|The yellow line shows the North-South divide in Timesland.|
"Northern" villages and their latitudes are in purple, southern ones in red
Where does the North begin? Sheffield? Nottingham? Watford Gap?
Not if you write for The Times.
Over the past few days a series of puffs for "the best place to live" have turned up on Facebook. Friday's Bricks and Mortar supplement focused on the best market towns, but earlier in the week the website looked at "the 20 best villages in the south" and "the 20 best northern villages".
If you want to live in a chocolate box constantly harassed by people peeking through your windows in search of a hazelnut praline or if you have a hankering to rub shoulders with a D-lister in the pub, then these are as good a guide as any.
But where they really excel is as an example of vacuous metropolitan journalism on the cheap.
According to this, the Midlands don't exist and the North starts around latitude 52, just above the Cotswolds.

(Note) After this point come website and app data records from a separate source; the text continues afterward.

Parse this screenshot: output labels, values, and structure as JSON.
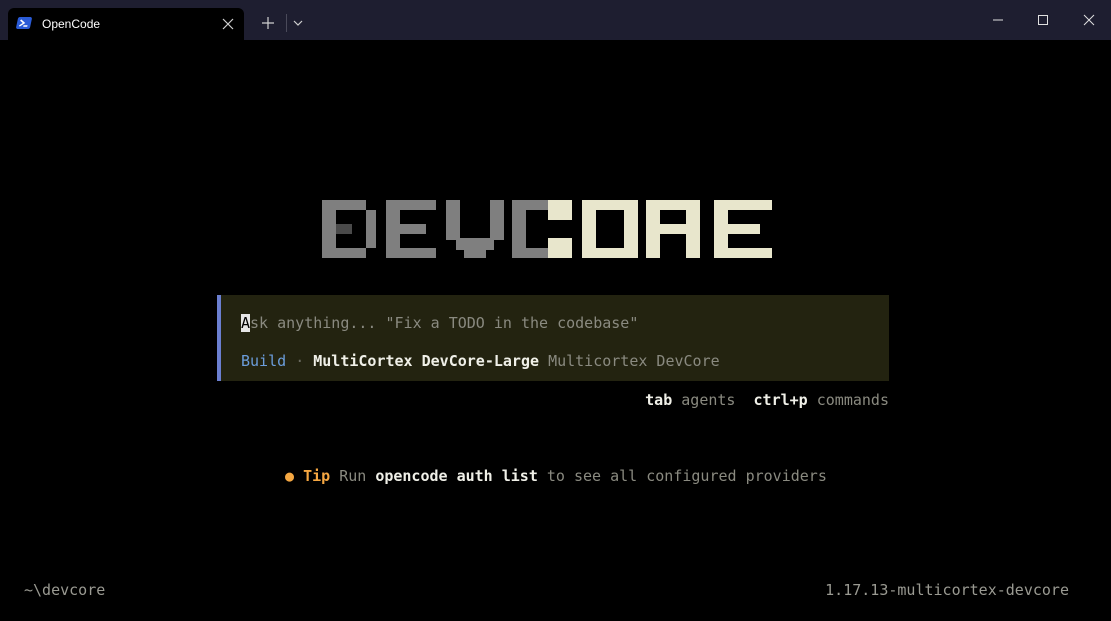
{
  "window": {
    "tab_title": "OpenCode",
    "tab_icon": "powershell-icon"
  },
  "logo": {
    "text_dim": "DEV",
    "text_bright": "CORE",
    "color_dim": "#7f7f7f",
    "color_bright": "#e8e6cc"
  },
  "prompt": {
    "cursor_char": "A",
    "placeholder_rest": "sk anything... \"Fix a TODO in the codebase\"",
    "agent": "Build",
    "separator": "·",
    "model": "MultiCortex DevCore-Large",
    "provider": "Multicortex DevCore"
  },
  "hints": [
    {
      "key": "tab",
      "label": "agents"
    },
    {
      "key": "ctrl+p",
      "label": "commands"
    }
  ],
  "tip": {
    "bullet": "●",
    "label": "Tip",
    "before": "Run",
    "command": "opencode auth list",
    "after": "to see all configured providers"
  },
  "status": {
    "cwd": "~\\devcore",
    "version": "1.17.13-multicortex-devcore"
  },
  "colors": {
    "background": "#000000",
    "titlebar": "#1e1e30",
    "prompt_bg": "#232310",
    "prompt_border": "#6b7fd0",
    "agent": "#6b9ddb",
    "tip": "#f5a742"
  }
}
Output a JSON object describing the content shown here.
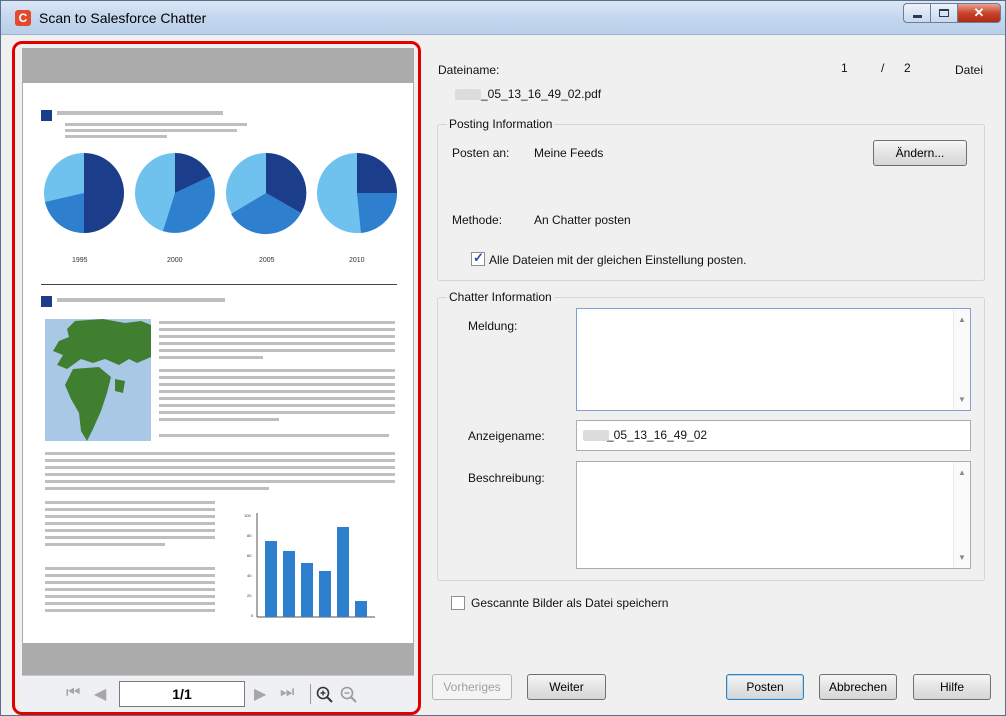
{
  "window": {
    "title": "Scan to Salesforce Chatter",
    "icon": "salesforce-c-icon",
    "controls": [
      "minimize",
      "maximize",
      "close"
    ]
  },
  "preview": {
    "years": [
      "1995",
      "2000",
      "2005",
      "2010"
    ],
    "bar_axis": [
      "100",
      "80",
      "60",
      "40",
      "20",
      "0"
    ],
    "page_indicator": "1/1",
    "colors": {
      "dark": "#1c3e8a",
      "mid": "#2f7fcf",
      "light": "#6fc1ee",
      "map_land": "#3f7f2f",
      "map_sea": "#a9c8e6",
      "highlight": "#e10000"
    }
  },
  "file": {
    "label": "Dateiname:",
    "name": "_05_13_16_49_02.pdf",
    "counter_current": "1",
    "counter_sep": "/",
    "counter_total": "2",
    "counter_unit": "Datei"
  },
  "posting": {
    "legend": "Posting Information",
    "post_to_label": "Posten an:",
    "post_to_value": "Meine Feeds",
    "change_button": "Ändern...",
    "method_label": "Methode:",
    "method_value": "An Chatter posten",
    "all_files_checkbox": "Alle Dateien mit der gleichen Einstellung posten.",
    "all_files_checked": true
  },
  "chatter": {
    "legend": "Chatter Information",
    "message_label": "Meldung:",
    "message_value": "",
    "display_name_label": "Anzeigename:",
    "display_name_value": "_05_13_16_49_02",
    "description_label": "Beschreibung:",
    "description_value": ""
  },
  "save_images": {
    "label": "Gescannte Bilder als Datei speichern",
    "checked": false
  },
  "buttons": {
    "previous": "Vorheriges",
    "next": "Weiter",
    "post": "Posten",
    "cancel": "Abbrechen",
    "help": "Hilfe"
  }
}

It apparently encompasses everything from South Wales and East Anglia to the Shetlands.
It includes the villages of West Runton and Burnham Market in Norfolk, Colwall and the Hanleys in Hereford and Worcester, Yardley Hastings in Northamptonshire, and Bournville in Birmingham.
Grantchester near Cambridge is, however, in the South - even though at 52.17 it is marginally further north than the Hanleys and Colwall.
Others narrowly missing being cast off with the grim crew Up North include Great Tew in Oxfordshire (51.96), Bledlow in Buckinghamshire (51.7) and Boxford, Suffolk (52.03).
It's absurd, of course. It shows a lack of geographical knowledge and a Londoncentric mindset.
Geography aside, what are the plus points for the featured villages?
Top of the pops is Pittenweem in Fife, which has "craft boutiques, a smart chocolate cafe and the obligatory fish and chip shop". Cartmel in Cumbria (3rd) is the birthplace of sticky toffee pudding and has a Michelin-star restaurant. Plockton in the Highlands (6th) was the location for The Wicker Man and has a post office and an award-winnning gastropub. Burnham Market (8th) is known as Chelsea-on-Sea, has chic boutiques, a beauty spa in the pub and is home to Johnny Depp (maybe), Bill Bryson, Amanda Holden and John Hurt. The Red Lion in Yardley Hastings (18th) holds quiz nights.
Well you don't find those everywhere.
And what's "best of all" about Bournville (12th)? "It's only 12 minutes from Birmingham New Street and conveniently situated between the M5 and M42."
So you can escape back to civilisation, ie a city.
Back in the real world of the South, top billing goes to the Sibfords in Oxfordshire, which is less than an hour from London by train, has the best doctor's surgery in the county, and independent schools close to hand. Tisbury in Wiltshire, which comes in second, is "popular with senior army officers who can leave their families while they're away". What?
Further down the league come villages that are home to Valerie Singleton, Harry Enfield, the Stig and Mel C and some that were used as film locations. Most have pubs, some have fetes. It's quite extraordinary.
Goodness knows what the point is of all this. The Sunday Times's property supplement has today published part two of its "best places to live" feature, so maybe it's supposed to tie in with that. But the ST - which awarded its crown to Winchester - did at least go into some detail and even explain its methodology and criteria. The Times's stuff is a sub-local paper googlefest written by a ubiquitous freelancer.
But every cloud...
In picking the same old, same old pretty pretty villages, the real hidden gems remain hidden. Which is probably just the way the people who live there like it.